UEFA president Aleksander Ceferin welcomed the withdrawal of the English clubs from the planned breakaway league.
“I said yesterday that it is admirable to admit a mistake and these clubs made a big mistake,” he said. “But they are back in the fold now and I know they have a lot to offer not just to our competitions but to the whole of the European game.
“The important thing now is that we move on, rebuild the unity that the game enjoyed before this and move forward together.”
While senior figures at the six clubs involved have difficult questions to answer, fans, players, managers and pundits alike were celebrating an important victory.
Prime Minister Boris Johnson hailed the announcements of the English clubs’ withdrawals as “the right result”.
Johnson tweeted: “I welcome last night’s announcement.

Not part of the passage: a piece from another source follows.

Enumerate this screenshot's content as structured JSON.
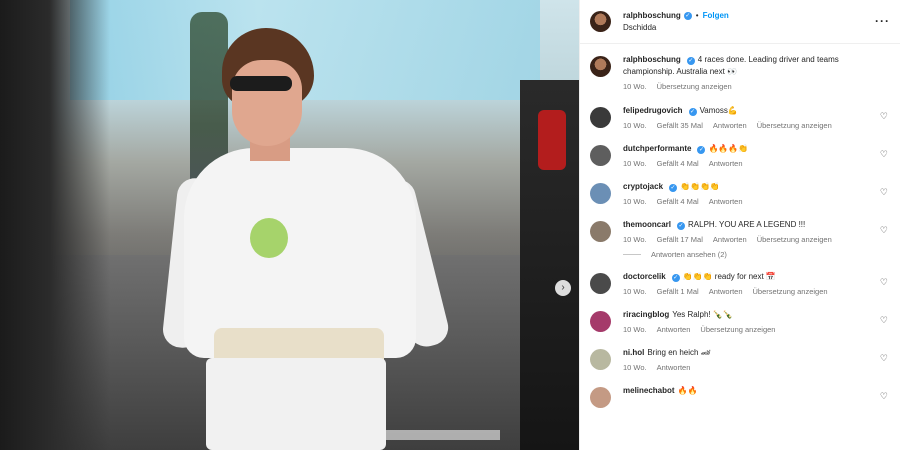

“This is the right result for football fans, clubs, and communities across the country. We must continue to protect our cherished national game.”
Neville said on Sky Sports: “It’s absolutely incredible. There was large concern yesterday morning as a Manchester United fan thinking Joel Glazer put his name on a statement – you thought it’s going to be difficult to back down.
“But City have enacted withdrawal proceedings and Chelsea are doing the same. It’s gone, done!”
Carragher, like Neville an outspoken critic of the Super League, tweeted a picture of a headstone engraved with the inscription “European Super League, born April 18, 2021, died April 20, 2021.”
Carragher claimed the comments of Liverpool boss Jurgen Klopp, midfielder James Milner and Leeds striker Patrick Bamford after Monday night’s match helped swing the balance.
“I just think the reaction of everybody, Jurgen Klopp coming out last night, James Milner and Patrick Bamford,” he told Sky Sports on Tuesday evening.
“Yesterday afternoon I was fearful. It was really serious, it felt like there was no fight, that the ship had sailed.
“But after the game I felt re-energised and was confident this would be over after those players came out. That gave me a huge lift. I said as soon as one goes that’s the end of it, and it’s finished.”
Liverpool captain Jordan Henderson led the backlash within the club with a tweet which read: “We don’t like it and we don’t want it to happen. This is our collective position.
“Our commitment to this football club and its supporters is absolute and unconditional. You’ll never walk alone.”
Carragher says club owners Fenway Sports Group should no longer continue at the helm.
“Klopp threw the owners under the bus, the captain has, Kenny Dalglish has,” he added.
“I don’t know what they are hanging on for. I don’t see a future for the ownership on the back of this.”